Excerpted data:
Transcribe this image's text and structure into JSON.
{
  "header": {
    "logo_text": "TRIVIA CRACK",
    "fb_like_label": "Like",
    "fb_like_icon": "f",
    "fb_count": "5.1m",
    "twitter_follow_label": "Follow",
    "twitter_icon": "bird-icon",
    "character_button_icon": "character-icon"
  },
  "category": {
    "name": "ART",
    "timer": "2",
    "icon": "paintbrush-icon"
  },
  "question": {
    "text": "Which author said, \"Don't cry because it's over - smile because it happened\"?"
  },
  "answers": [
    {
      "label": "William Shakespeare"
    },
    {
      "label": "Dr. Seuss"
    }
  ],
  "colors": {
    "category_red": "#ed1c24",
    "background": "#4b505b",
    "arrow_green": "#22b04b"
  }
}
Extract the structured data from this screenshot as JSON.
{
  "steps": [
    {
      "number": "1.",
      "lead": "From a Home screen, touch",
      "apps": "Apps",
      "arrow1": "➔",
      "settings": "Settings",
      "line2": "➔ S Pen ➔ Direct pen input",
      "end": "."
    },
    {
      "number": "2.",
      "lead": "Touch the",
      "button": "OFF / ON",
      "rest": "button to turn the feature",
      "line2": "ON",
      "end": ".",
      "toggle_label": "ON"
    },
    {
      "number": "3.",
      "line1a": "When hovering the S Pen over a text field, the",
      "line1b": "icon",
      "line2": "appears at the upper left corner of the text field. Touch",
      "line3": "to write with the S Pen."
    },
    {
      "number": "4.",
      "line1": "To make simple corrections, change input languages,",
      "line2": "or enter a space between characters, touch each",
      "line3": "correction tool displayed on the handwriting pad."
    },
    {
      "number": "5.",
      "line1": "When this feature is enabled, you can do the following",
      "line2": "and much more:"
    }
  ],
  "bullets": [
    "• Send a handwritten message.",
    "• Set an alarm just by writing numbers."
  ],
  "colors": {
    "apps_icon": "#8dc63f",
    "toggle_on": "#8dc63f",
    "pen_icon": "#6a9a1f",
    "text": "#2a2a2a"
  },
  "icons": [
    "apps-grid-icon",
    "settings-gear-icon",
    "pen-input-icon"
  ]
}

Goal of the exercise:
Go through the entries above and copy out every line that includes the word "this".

Response below:
Transcribe this image's text and structure into JSON.
Extract the structured data from this screenshot as JSON.
      "line1": "When this feature is enabled, you can do the following",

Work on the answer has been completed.